Effective August 5, 2019, USCIS will begin rejecting Form I-129, Petition for a Nonimmigrant Worker, petitions that do not include the petitioner’s or applicant’s name and primary US office address in Part 1 of Form I-129. Currently, USCIS rejects Form I-129 for several reasons which may include lack of signature, incorrect fees, or unauthorized third party signing on behalf of the petitioner. USCIS notes: “DHS regulations require every form to be submitted in accordance with the form instructions, and allow USCIS to reject any benefit request that is not filed in compliance with the regulations governing the specific benefit request.”Read More
Lee Francis Cissna resigned as the director of the US Citizenship & Immigration Services (USCIS) effective June 1, 2019, after President Trump asked him to step down. President Trump’s removal of Cissna has confused anti-immigration hardliners, since during Cissna’s tenure at the agency he has led efforts to make legal immigration more difficult.Read More

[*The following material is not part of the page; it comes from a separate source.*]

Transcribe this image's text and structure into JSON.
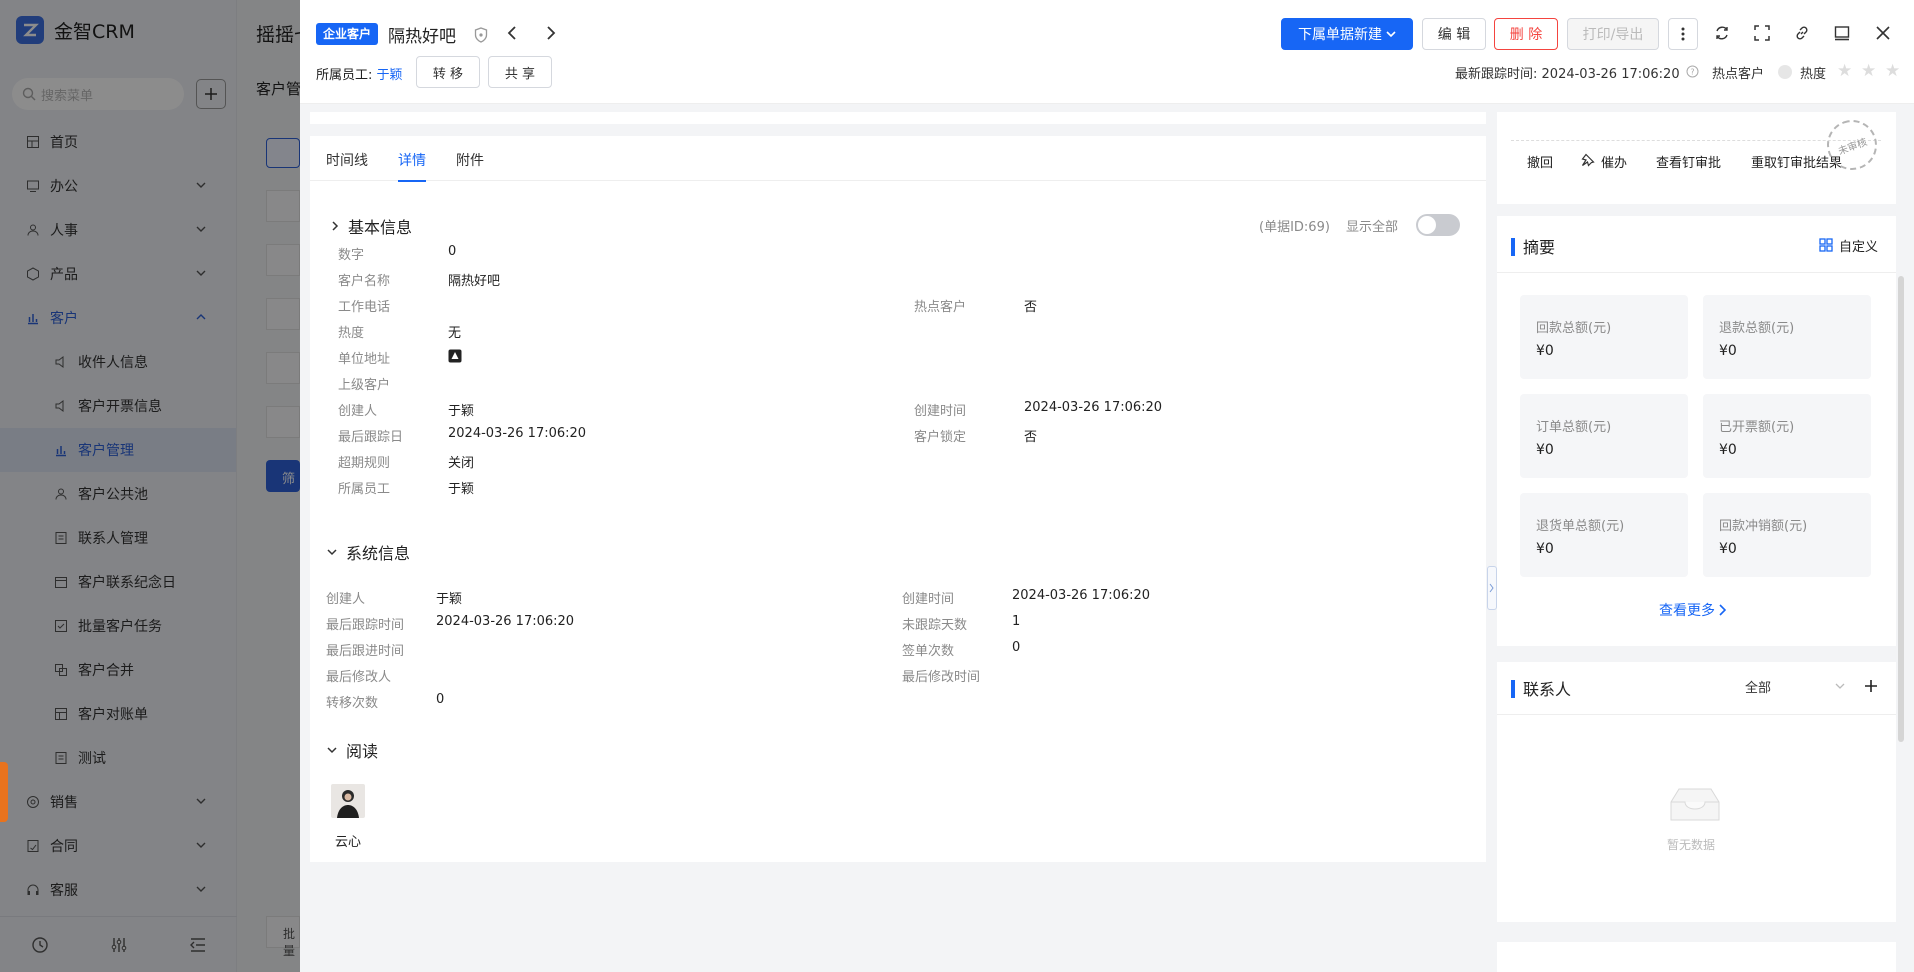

The Arc de Triomphe is, of course, one of the most famous and recognizable monuments in Paris. Commissioned by Napoleon I in 1806 after his victory at the Battle of Austerlitz to celebrate the military achievements of the French armies, the arch stands at the western end of the Champs-Élysées at the center of Place Charles de Gaulle, at the juncture formed by twelve radiating avenues. With the lovely sunny weather, this is the perfect time of the year to go on a stroll to view the arch. But I can’t take too long. I have tennis to watch!